While you may not be posting images of millions worth in diamonds, don’t think people aren’t watching. Limit posting information about high-value items you own and especially details that could help strangers figure out when you won’t be at home.
Have Your Mail Collected On Vacation
Just like the flyers on doors, uncollected mail is a significant indicator that nobody is at your house. If you plan to go on a trip, make sure you have someone to come and pick up your mail and flyers every day. Not only will this prevent mail from being stolen, but it will also make it look like people are home. Ask your neighbors to also be on the lookout for suspicious activity while you are away.
Keep Garage Doors Closed
Open garage doors are a giant invitation that says come in and steal my valuables. When burglars case homes, they are looking for quick and easy opportunities. An open garage provides a burglar an easy opportunity to quickly run in and steal everything from golf clubs to power tools (3). As a side note, also make sure to lock your car in your driveway. Burglars can use the technology in a modern car to gain access to your home or check your GPS to see when you are away from the house and where you go.
Most offenders... avoid alarms [and video] altogether and, upon encountering such devices abandon all thought of attacking a dwelling.
- Richard T. Wright, Board of Regent’s Professor of Criminal Justice and Criminology, Georgia State University
Install A Video Doorbell App
We’ve established that most home burglaries happen when you are away from your home. But, the reality is that you can’t watch your property 24/7. Thankfully, there is technology that can help. When a burglar is thinking of breaking in, one of the most common tricks is to ring the bell.
With traditional signals, if you aren’t home, you won’t know about it. Something you can do to solve this problem is to install a door camera. This works by alerting you on your phone when people ring the bell. So, even if you are away from your home, you can respond and look for signs of suspicious activity.
Your home is where your loved ones reside and feel safe. But, when burglars are in your neighborhood scoping your home and looking for signs of easy access, it is disconcerting. Home burglary statistics are not any more reassuring, with over 3,000 break ins happening each day in the US.
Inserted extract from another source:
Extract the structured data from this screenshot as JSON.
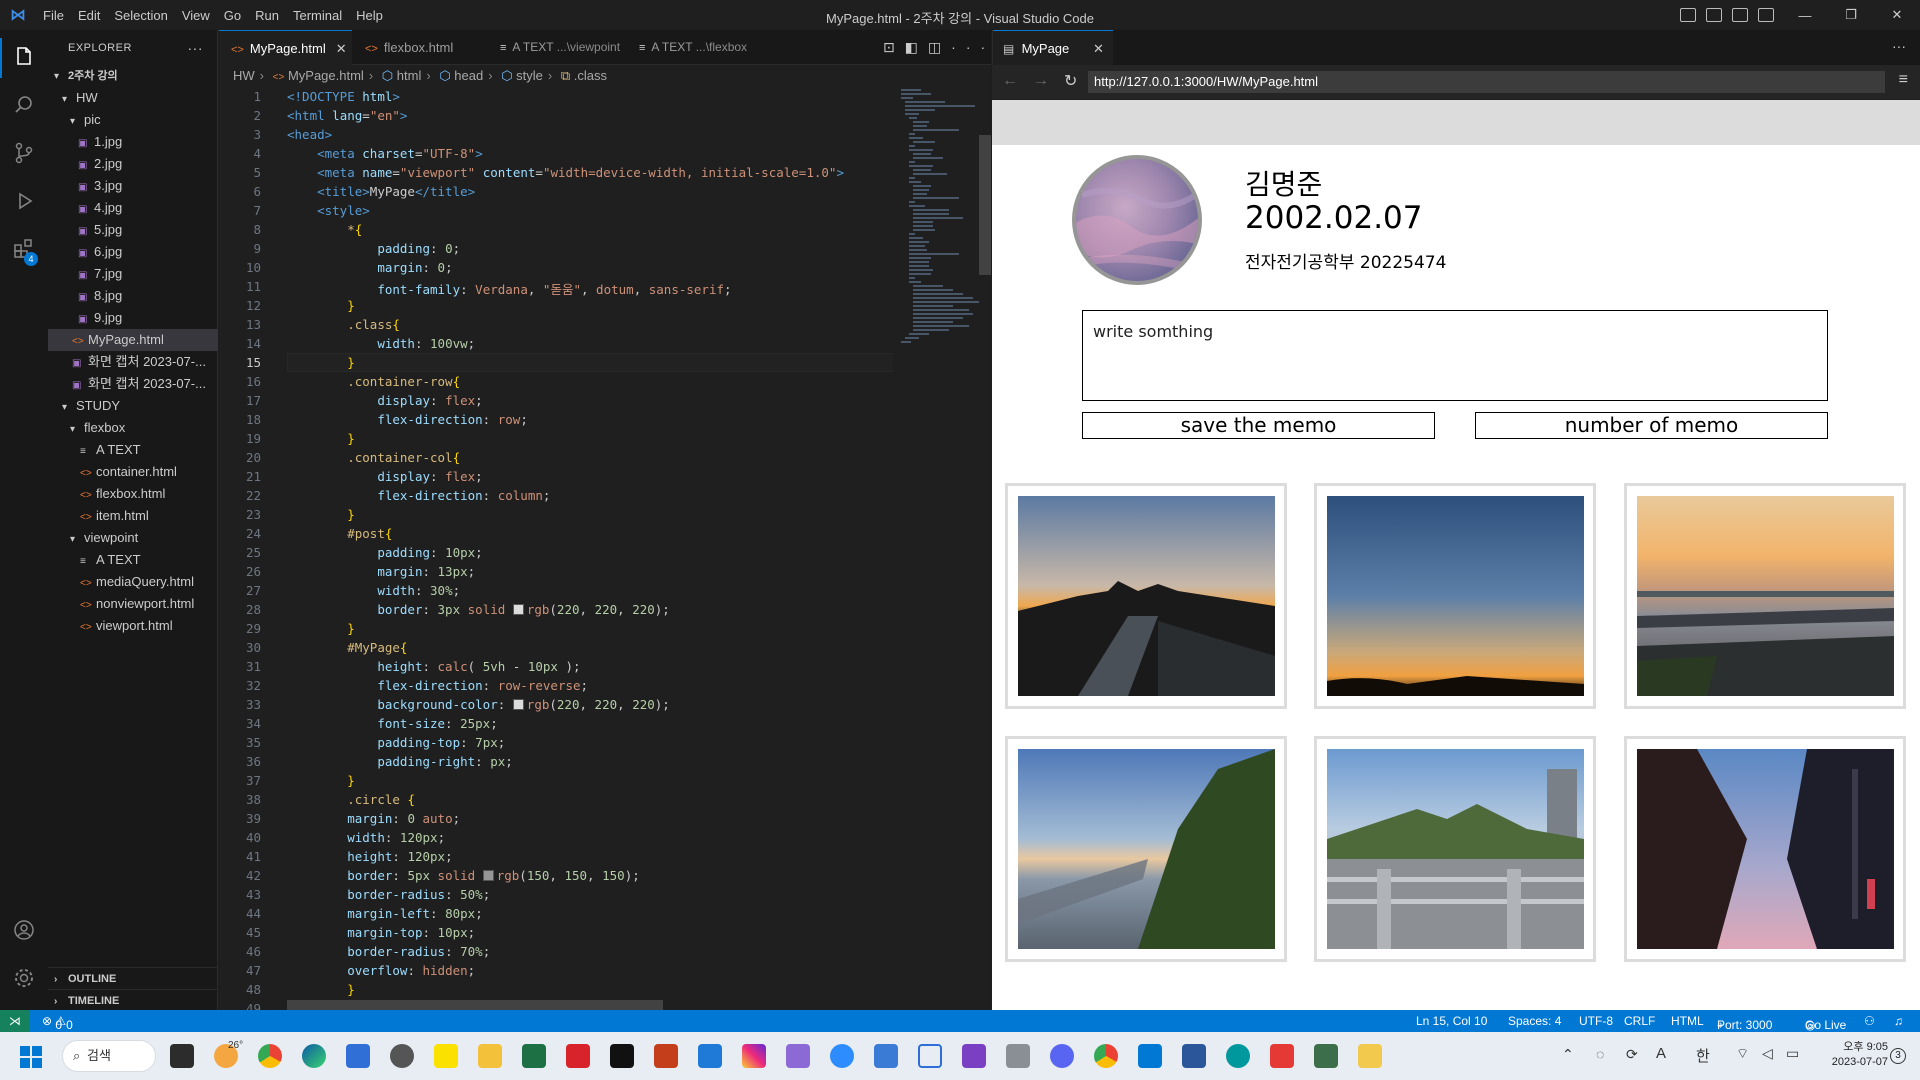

While you can’t stop people from scoping your home, you can deter them from breaking in. Protecting your windows and door with alarms and surveillance is a good start. But being aware of signs of suspicious activity and knowing when to alert law enforcement is ultimately the best way to avoid being the target of burglars.